To round off my (economy) jet-setting for the time-being, I have just returned from my first European Union Studies Association conference in Boston. This was new terrain for me, not strictly being an EU specialist. However, my research on new modes of governance, responsive regulation and transgovernmental networks in the human rights domain resonates with a lot of really great EU-focused scholarship (for instance, here and here). I participated in a very enjoyable panel on New Perspectives on the Interplay between Hard Law and Soft Law in Europe and Beyond’ organized by Abraham Newman and Martino Maggetti. It was a great set of papers and thanks to Mark Pollack for his very helpful comments. I presented a new paper titled: Authority construction under conditions of dual delegation: national institutions and the international human rights system. The abstract follows and the paper is available upon request:

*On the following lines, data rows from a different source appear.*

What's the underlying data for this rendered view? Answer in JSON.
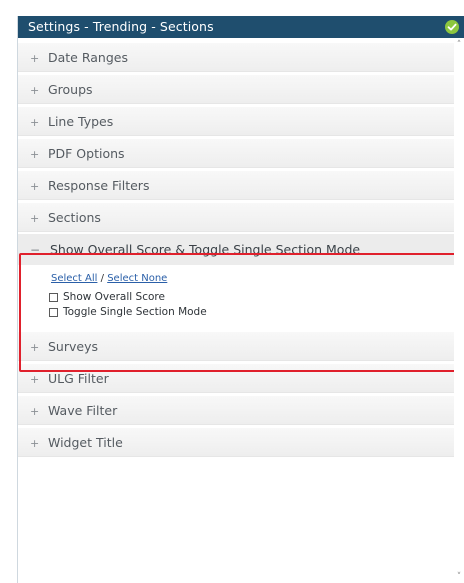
{
  "header": {
    "title": "Settings - Trending - Sections",
    "status_icon": "check-circle-icon",
    "status_color": "#8cc63f",
    "background": "#1f4e6e"
  },
  "sections_before": [
    {
      "sign": "+",
      "label": "Date Ranges"
    },
    {
      "sign": "+",
      "label": "Groups"
    },
    {
      "sign": "+",
      "label": "Line Types"
    },
    {
      "sign": "+",
      "label": "PDF Options"
    },
    {
      "sign": "+",
      "label": "Response Filters"
    },
    {
      "sign": "+",
      "label": "Sections"
    }
  ],
  "expanded": {
    "sign": "−",
    "label": "Show Overall Score & Toggle Single Section Mode",
    "select_all": "Select All",
    "separator": "/",
    "select_none": "Select None",
    "options": [
      {
        "label": "Show Overall Score",
        "checked": false
      },
      {
        "label": "Toggle Single Section Mode",
        "checked": false
      }
    ],
    "highlight_color": "#e0202c"
  },
  "sections_after": [
    {
      "sign": "+",
      "label": "Surveys"
    },
    {
      "sign": "+",
      "label": "ULG Filter"
    },
    {
      "sign": "+",
      "label": "Wave Filter"
    },
    {
      "sign": "+",
      "label": "Widget Title"
    }
  ],
  "scrollbar": {
    "up_icon": "scroll-up-arrow-icon",
    "down_icon": "scroll-down-arrow-icon"
  }
}
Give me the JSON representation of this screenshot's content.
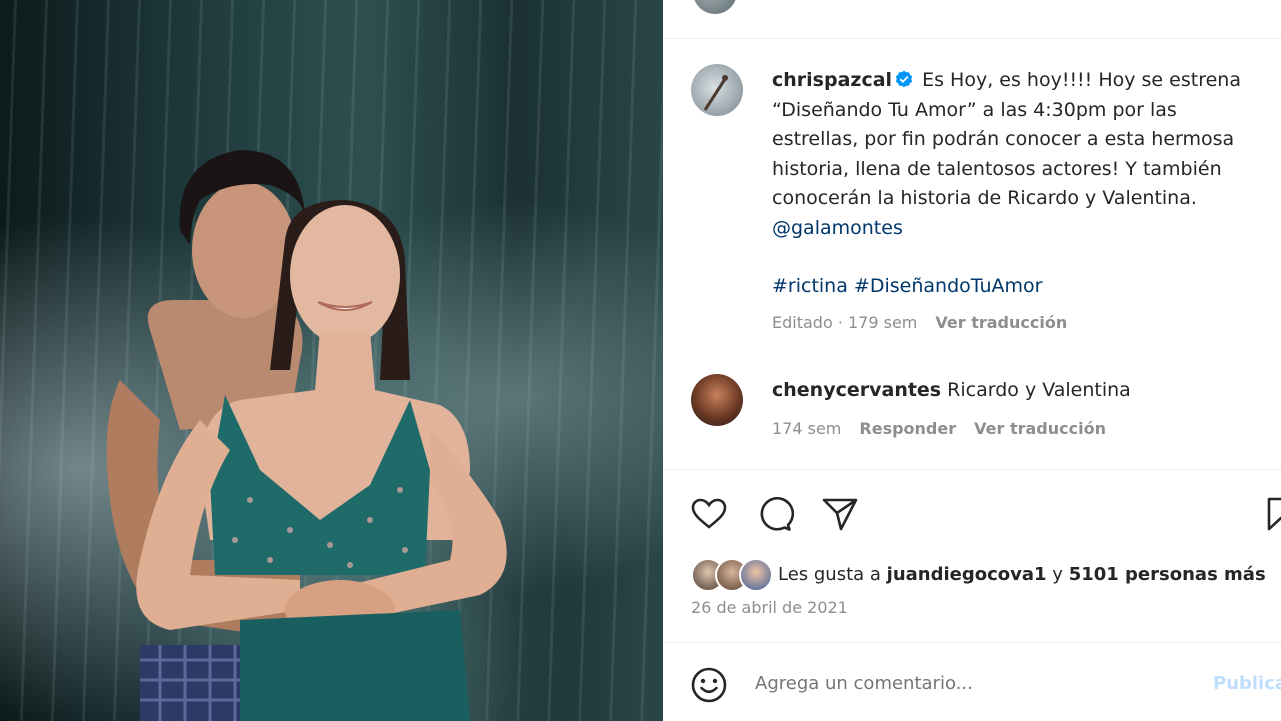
{
  "post": {
    "author": "chrispazcal",
    "caption_lines": [
      "Es Hoy, es hoy!!!! Hoy se estrena",
      "“Diseñando Tu Amor” a las 4:30pm por las",
      "estrellas, por fin podrán conocer a esta hermosa",
      "historia, llena de talentosos actores! Y también",
      "conocerán la historia de Ricardo y Valentina."
    ],
    "mention": "@galamontes",
    "hashtags": [
      "#rictina",
      "#DiseñandoTuAmor"
    ],
    "meta_time": "Editado · 179 sem",
    "see_translation": "Ver traducción",
    "verified_color": "#0095f6"
  },
  "comment": {
    "username": "chenycervantes",
    "text": "Ricardo y Valentina",
    "time": "174 sem",
    "reply": "Responder",
    "see_translation": "Ver traducción"
  },
  "actions": {
    "icons": [
      "heart-icon",
      "comment-icon",
      "share-icon",
      "bookmark-icon"
    ]
  },
  "likes": {
    "prefix": "Les gusta a ",
    "user": "juandiegocova1",
    "connector": " y ",
    "others": "5101 personas más"
  },
  "date": "26 de abril de 2021",
  "comment_box": {
    "placeholder": "Agrega un comentario...",
    "publish_label": "Publicar"
  }
}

Human rights treaties articulate ambitious international standards, but in many parts of the world, domestic practices lag far behind. This persistent compliance gap has fuelled a search for innovative governance solutions to regulating domestic state behaviour. To bridge this compliance gap, the United Nations adopted a non-binding resolution: The 1993 Paris Principles, recommending that all countries adopt National Human Rights Institutions (NHRIs) and endow them with specific safeguards and powers to enhance their performance. The resolution triggered a norm cascade on a global scale, from 21 NHRIs before 1993 to almost 120 NHRIs in 2015. International relations scholarship has examined the exogenous drivers of NHRI adoption by states. However, research has not yet explained why the Paris Principles have become so influential? Given the problem structure posed by the human rights regulatory domain, the adoption of supranational rules restricting state discretion in itself presents an empirical puzzle. The impact of a non-binding instrument in the absence of ex ante state agreement over their content, as well as a self-organised NHRI peer monitoring system, further compounds the puzzle. This article adopts a purposive institutional framework which incorporates a constructivist preoccupation with the rule-entrepreneurial activities of NHRI practitioners. These transgovernmental actors have engaged in a two-level game of authority construction under conditions of dual delegation to advance their own policy goals.